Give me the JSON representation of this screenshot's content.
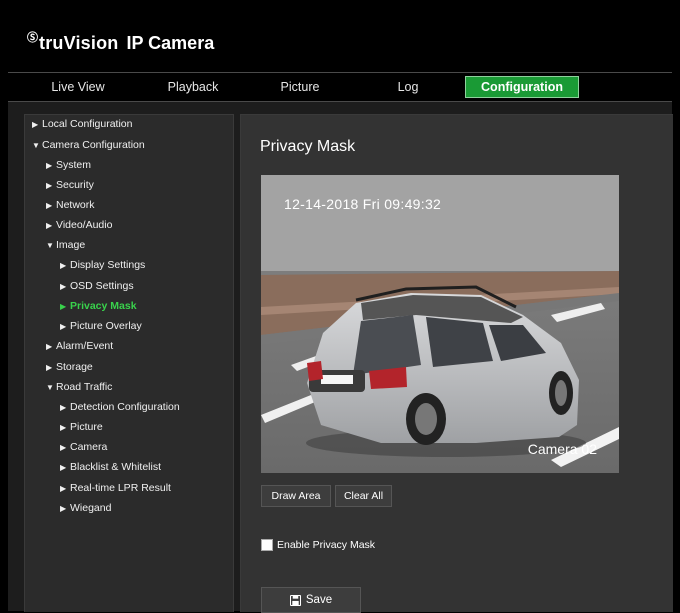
{
  "brand": {
    "mark": "Ⓢ",
    "name": "truVision",
    "product": "IP Camera"
  },
  "nav": {
    "tabs": [
      "Live View",
      "Playback",
      "Picture",
      "Log",
      "Configuration"
    ],
    "active": "Configuration"
  },
  "sidebar": {
    "items": [
      {
        "label": "Local Configuration",
        "expanded": false
      },
      {
        "label": "Camera Configuration",
        "expanded": true
      },
      {
        "label": "System",
        "expanded": false
      },
      {
        "label": "Security",
        "expanded": false
      },
      {
        "label": "Network",
        "expanded": false
      },
      {
        "label": "Video/Audio",
        "expanded": false
      },
      {
        "label": "Image",
        "expanded": true
      },
      {
        "label": "Display Settings",
        "expanded": false
      },
      {
        "label": "OSD Settings",
        "expanded": false
      },
      {
        "label": "Privacy Mask",
        "expanded": false,
        "selected": true
      },
      {
        "label": "Picture Overlay",
        "expanded": false
      },
      {
        "label": "Alarm/Event",
        "expanded": false
      },
      {
        "label": "Storage",
        "expanded": false
      },
      {
        "label": "Road Traffic",
        "expanded": true
      },
      {
        "label": "Detection Configuration",
        "expanded": false
      },
      {
        "label": "Picture",
        "expanded": false
      },
      {
        "label": "Camera",
        "expanded": false
      },
      {
        "label": "Blacklist & Whitelist",
        "expanded": false
      },
      {
        "label": "Real-time LPR Result",
        "expanded": false
      },
      {
        "label": "Wiegand",
        "expanded": false
      }
    ]
  },
  "main": {
    "title": "Privacy Mask",
    "video": {
      "osd_datetime": "12-14-2018  Fri  09:49:32",
      "osd_camera": "Camera 02"
    },
    "draw_area_label": "Draw Area",
    "clear_all_label": "Clear All",
    "enable_label": "Enable Privacy Mask",
    "enable_checked": false,
    "save_label": "Save"
  },
  "colors": {
    "accent": "#1a9a35",
    "selected_text": "#39d24c",
    "panel": "#333333",
    "sidebar": "#2b2b2b"
  },
  "icons": {
    "expanded": "triangle-down-icon",
    "collapsed": "triangle-right-icon",
    "save": "floppy-disk-icon"
  }
}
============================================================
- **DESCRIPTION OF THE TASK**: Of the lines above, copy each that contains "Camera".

- **TASK SOLUTION**:
    "product": "IP Camera"
        "label": "Camera Configuration",
        "label": "Camera",
      "osd_camera": "Camera 02"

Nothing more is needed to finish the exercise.